SITAR Sitar is the most popular stringed instrument of India and has been in use for about 700 years. It is fashioned from a seasoned gourd and teakwood and has twenty mental frets with six or seven playing strings and nineteen sympathetic strings below. It is played with a plectrum worn on the finger. Sitar has a long and complex heritage; its origin goes back to the ancient Veena. In the 13th century, Amir Khusru, in order to make the instrument more flexible, reversed the order of the strings and made the frets moveable. Ravi Shankar, the great musician-artist brought changes and a new perspective. SAROD Sarod is another popular stringed instrument. The body is carved from a single piece of well-seasoned teakwood and the belly covered with goat skin. There are four main strings, six rhythm and drone strings and fifteen sympathetic strings, all made of metal. These are played by striking with a plectrum made of a coconut shell. The Sarod has no frets. Sarod as been found in carvings of the 1st century in Champa temple and also in paintings in the Ajanta caves.
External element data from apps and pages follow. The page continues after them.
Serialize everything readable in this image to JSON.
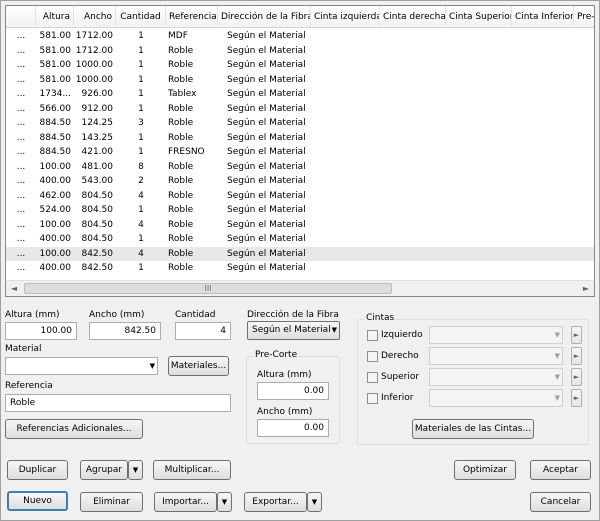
{
  "grid": {
    "columns": [
      "",
      "Altura",
      "Ancho",
      "Cantidad",
      "Referencia",
      "Dirección de la Fibra",
      "Cinta izquierda",
      "Cinta derecha",
      "Cinta Superior",
      "Cinta Inferior",
      "Pre-"
    ],
    "rows": [
      {
        "lead": "...",
        "altura": "581.00",
        "ancho": "1712.00",
        "cantidad": "1",
        "referencia": "MDF",
        "fibra": "Según el Material"
      },
      {
        "lead": "...",
        "altura": "581.00",
        "ancho": "1712.00",
        "cantidad": "1",
        "referencia": "Roble",
        "fibra": "Según el Material"
      },
      {
        "lead": "...",
        "altura": "581.00",
        "ancho": "1000.00",
        "cantidad": "1",
        "referencia": "Roble",
        "fibra": "Según el Material"
      },
      {
        "lead": "...",
        "altura": "581.00",
        "ancho": "1000.00",
        "cantidad": "1",
        "referencia": "Roble",
        "fibra": "Según el Material"
      },
      {
        "lead": "...",
        "altura": "1734...",
        "ancho": "926.00",
        "cantidad": "1",
        "referencia": "Tablex",
        "fibra": "Según el Material"
      },
      {
        "lead": "...",
        "altura": "566.00",
        "ancho": "912.00",
        "cantidad": "1",
        "referencia": "Roble",
        "fibra": "Según el Material"
      },
      {
        "lead": "...",
        "altura": "884.50",
        "ancho": "124.25",
        "cantidad": "3",
        "referencia": "Roble",
        "fibra": "Según el Material"
      },
      {
        "lead": "...",
        "altura": "884.50",
        "ancho": "143.25",
        "cantidad": "1",
        "referencia": "Roble",
        "fibra": "Según el Material"
      },
      {
        "lead": "...",
        "altura": "884.50",
        "ancho": "421.00",
        "cantidad": "1",
        "referencia": "FRESNO",
        "fibra": "Según el Material"
      },
      {
        "lead": "...",
        "altura": "100.00",
        "ancho": "481.00",
        "cantidad": "8",
        "referencia": "Roble",
        "fibra": "Según el Material"
      },
      {
        "lead": "...",
        "altura": "400.00",
        "ancho": "543.00",
        "cantidad": "2",
        "referencia": "Roble",
        "fibra": "Según el Material"
      },
      {
        "lead": "...",
        "altura": "462.00",
        "ancho": "804.50",
        "cantidad": "4",
        "referencia": "Roble",
        "fibra": "Según el Material"
      },
      {
        "lead": "...",
        "altura": "524.00",
        "ancho": "804.50",
        "cantidad": "1",
        "referencia": "Roble",
        "fibra": "Según el Material"
      },
      {
        "lead": "...",
        "altura": "100.00",
        "ancho": "804.50",
        "cantidad": "4",
        "referencia": "Roble",
        "fibra": "Según el Material"
      },
      {
        "lead": "...",
        "altura": "400.00",
        "ancho": "804.50",
        "cantidad": "1",
        "referencia": "Roble",
        "fibra": "Según el Material"
      },
      {
        "lead": "...",
        "altura": "100.00",
        "ancho": "842.50",
        "cantidad": "4",
        "referencia": "Roble",
        "fibra": "Según el Material",
        "selected": true
      },
      {
        "lead": "...",
        "altura": "400.00",
        "ancho": "842.50",
        "cantidad": "1",
        "referencia": "Roble",
        "fibra": "Según el Material"
      }
    ],
    "scroll_thumb_grip": "III",
    "scroll_left_icon": "◄",
    "scroll_right_icon": "►"
  },
  "form": {
    "altura_label": "Altura (mm)",
    "altura_value": "100.00",
    "ancho_label": "Ancho (mm)",
    "ancho_value": "842.50",
    "cantidad_label": "Cantidad",
    "cantidad_value": "4",
    "fibra_label": "Dirección de la Fibra",
    "fibra_value": "Según el Material",
    "material_label": "Material",
    "material_value": "",
    "materiales_button": "Materiales...",
    "referencia_label": "Referencia",
    "referencia_value": "Roble",
    "referencias_button": "Referencias Adicionales...",
    "precorte_title": "Pre-Corte",
    "precorte_altura_label": "Altura (mm)",
    "precorte_altura_value": "0.00",
    "precorte_ancho_label": "Ancho (mm)",
    "precorte_ancho_value": "0.00",
    "cintas_title": "Cintas",
    "cintas": [
      {
        "label": "Izquierdo"
      },
      {
        "label": "Derecho"
      },
      {
        "label": "Superior"
      },
      {
        "label": "Inferior"
      }
    ],
    "cintas_button": "Materiales de las Cintas..."
  },
  "buttons": {
    "duplicar": "Duplicar",
    "agrupar": "Agrupar",
    "multiplicar": "Multiplicar...",
    "optimizar": "Optimizar",
    "aceptar": "Aceptar",
    "nuevo": "Nuevo",
    "eliminar": "Eliminar",
    "importar": "Importar...",
    "exportar": "Exportar...",
    "cancelar": "Cancelar"
  },
  "icons": {
    "dropdown": "▼",
    "expand": "►"
  }
}
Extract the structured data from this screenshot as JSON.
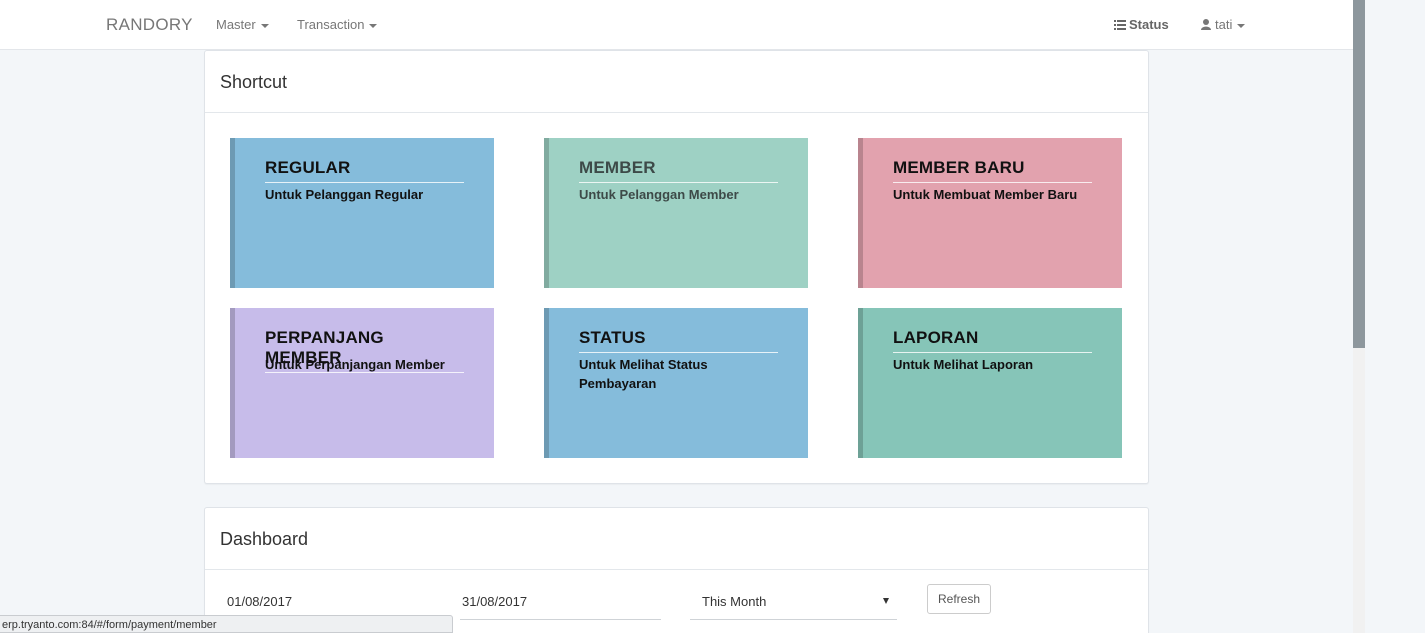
{
  "navbar": {
    "brand": "RANDORY",
    "menu": [
      {
        "label": "Master"
      },
      {
        "label": "Transaction"
      }
    ],
    "status_label": "Status",
    "user_label": "tati"
  },
  "shortcut": {
    "title": "Shortcut",
    "tiles": [
      {
        "title": "REGULAR",
        "desc": "Untuk Pelanggan Regular",
        "color": "#85bcdb"
      },
      {
        "title": "MEMBER",
        "desc": "Untuk Pelanggan Member",
        "color": "#9ed1c4"
      },
      {
        "title": "MEMBER BARU",
        "desc": "Untuk Membuat Member Baru",
        "color": "#e2a2ae"
      },
      {
        "title": "PERPANJANG MEMBER",
        "desc": "Untuk Perpanjangan Member",
        "color": "#c7bcea"
      },
      {
        "title": "STATUS",
        "desc": "Untuk Melihat Status Pembayaran",
        "color": "#85bcdb"
      },
      {
        "title": "LAPORAN",
        "desc": "Untuk Melihat Laporan",
        "color": "#86c5b8"
      }
    ]
  },
  "dashboard": {
    "title": "Dashboard",
    "start_date": "01/08/2017",
    "end_date": "31/08/2017",
    "period": "This Month",
    "refresh_label": "Refresh"
  },
  "statusbar": {
    "url": "erp.tryanto.com:84/#/form/payment/member"
  }
}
It also has a similarity with the Rabab of Afghanistan and Kashmir. The instrument was modified by Amir Khusru in the 13th century. A definite change was made by Ustad Ali Akbar Khan in shape of the instrument for improving the tonal quality. SARANGI The name derives from Sau Rangi meaning 100 colours. Sarangi is played with a bow and has four main strings and as many as forty resonant strings. It is generally used to accompany singers but can also be a solo instrument. TANPURA Tanpura is a four or five stringed instrument which gives the essential drone background to all Indian music. ESRAJ Esraj is played with a bow and has many strings. It is one of the major instruments of North India. SANTOOR Santoor is a North Indian instrument originating from Kashmir. It has more than a hundred strings which run across a hollow rectangular box and the strings are struck by a pair of slim carved walnut mallets. VICHITRA VEENA Vichitra Veena is a comparatively recent addition to the Veena family. It is a fretless stringed instrument with four main strings, three drone and rhythm strings and eleven to thirteen resonating strings. The strings are plucked by a plectrum on the index or middle finger of the right hand. VIOLIN Violin was introduced to India about 300 years ago and is a very important string instrument in the South of India. It is played in a sitting position and is held between the right foot and the left shoulder. TABLA Tabla is the overall term for two drums, which are played as accompaniment to North Indian music and dance. The musician uses the base of the palm as well as the fingers to produce great variations in sounds. The right hand drum is tuned to the tonic dominant or sub-dominant and the left-hand drum acts as the base. PAKHAWAJ Pakhawaj is a long bodied wooden drum with both ends covered in skin and is the most traditional drum of North India. Played horizontally with the fingers and palms of both hands, the right hand surface is tuned to the pitch required and the left hand surface provides the base. MRIDANGAM Mridangam is similar in appearance to the Pakhawaj but the ends have a different texture. It is the most used drum in South Indian music. DHOLAK Dholak is a side drum, cylindrical in shape, bored out of solid wood. Its pitch is variable and is an essential accompaniment for folk music of North India. JAL TARANG Jal Tarang is essentially a water-xylophone. It is made up of a series of china bowls of varying sizes and they are filled with varying levels of water. These are then played with two light sticks. PUNG Pung is a long bodied drum with both ends covered in skin and plays an important role in Manipuri dancing when it is played by men and women, either in a sitting position or standing position. FLUTE Flute is found in every part of India, carved from bamboo it is made in every possible size. It is usually played in a vertical position. SHEHNAI Shehnai is a double reeded wind instrument with a widening tube towards the lower end. There are eight or nine holes, the upper seven for playing, the lower ones for tuning. The Shehnai is considered auspicious and is played on all festive occasions in India. BEEN (Snake Flute) DHOL HARMONIUM MANDOLIN